(…) Then, having vetted all points of view, we (the FOMC members) make a decision and act. If only the fiscal authorities could do the same! Instead, they fight, bicker and do nothing but sail about aimlessly, debauching the nation’s income statement and balance sheet with spending programs they never figure out how to finance. (…)
Just recently, in a hearing before the Senate, your senator and my Harvard classmate, Chuck Schumer, told Chairman Bernanke, “You are the only game in town.” I thought the chairman showed admirable restraint in his response. I would have immediately answered, “No, senator, you and your colleagues are the only game in town. For you and your colleagues, Democrat and Republican alike, have encumbered our nation with debt, sold our children down the river and sorely failed our nation. Sober up. Get your act together. Illegitimum non carborundum; get on with it. Sacrifice your political ambition for the good of our country – for the good of our children and grandchildren. For unless you do so, all the monetary policy accommodation the Federal Reserve can muster will be for naught.”
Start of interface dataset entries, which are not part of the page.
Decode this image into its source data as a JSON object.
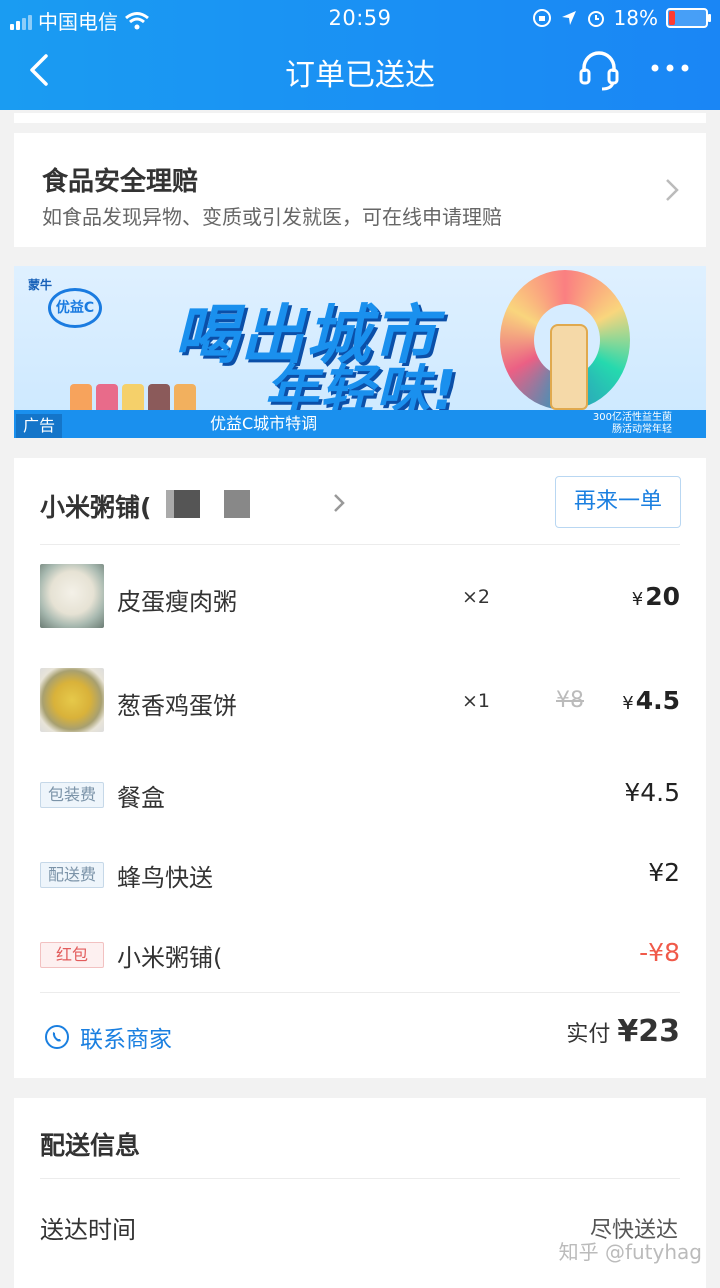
{
  "status_bar": {
    "carrier": "中国电信",
    "time": "20:59",
    "battery": "18%"
  },
  "nav": {
    "title": "订单已送达"
  },
  "claim": {
    "title": "食品安全理赔",
    "subtitle": "如食品发现异物、变质或引发就医，可在线申请理赔"
  },
  "ad": {
    "brand": "蒙牛",
    "logo_text": "优益C",
    "headline_1": "喝出城市",
    "headline_2": "年轻味!",
    "tag": "广告",
    "slogan": "优益C城市特调",
    "small_text_1": "300亿活性益生菌",
    "small_text_2": "肠活动常年轻"
  },
  "order": {
    "shop_name": "小米粥铺(",
    "reorder_label": "再来一单",
    "items": [
      {
        "name": "皮蛋瘦肉粥",
        "qty": "×2",
        "old_price": "",
        "price": "20"
      },
      {
        "name": "葱香鸡蛋饼",
        "qty": "×1",
        "old_price": "¥8",
        "price": "4.5"
      }
    ],
    "fees": [
      {
        "tag": "包装费",
        "name": "餐盒",
        "price": "¥4.5"
      },
      {
        "tag": "配送费",
        "name": "蜂鸟快送",
        "price": "¥2"
      },
      {
        "tag": "红包",
        "name": "小米粥铺(",
        "price": "-¥8"
      }
    ],
    "contact_label": "联系商家",
    "paid_label": "实付",
    "paid_currency": "¥",
    "paid_amount": "23"
  },
  "delivery": {
    "title": "配送信息",
    "time_label": "送达时间",
    "time_value": "尽快送达"
  },
  "watermark": "知乎 @futyhag",
  "colors": {
    "header": "#1a8ff2",
    "accent": "#1a7fe0",
    "discount": "#f05a4a"
  }
}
Fisher has been a stubborn inflation hawk in recent years but he earns many kudos with these comments.
Americans’ views that there is too much government regulation in fact began to rise in 2009, perhaps in response to the new Obama administration and new business regulation policies such as Dodd-Frank, reaching an all-time high of 50% in 2011 before settling down slightly this year to 47%.
There has been little change since 2003 in the percentage of Americans saying there is too little regulation of business. The changes that have occurred in recent years have involved shifts between the percentages choosing the “too much” and “about right” alternatives.
The great, and widening, divide: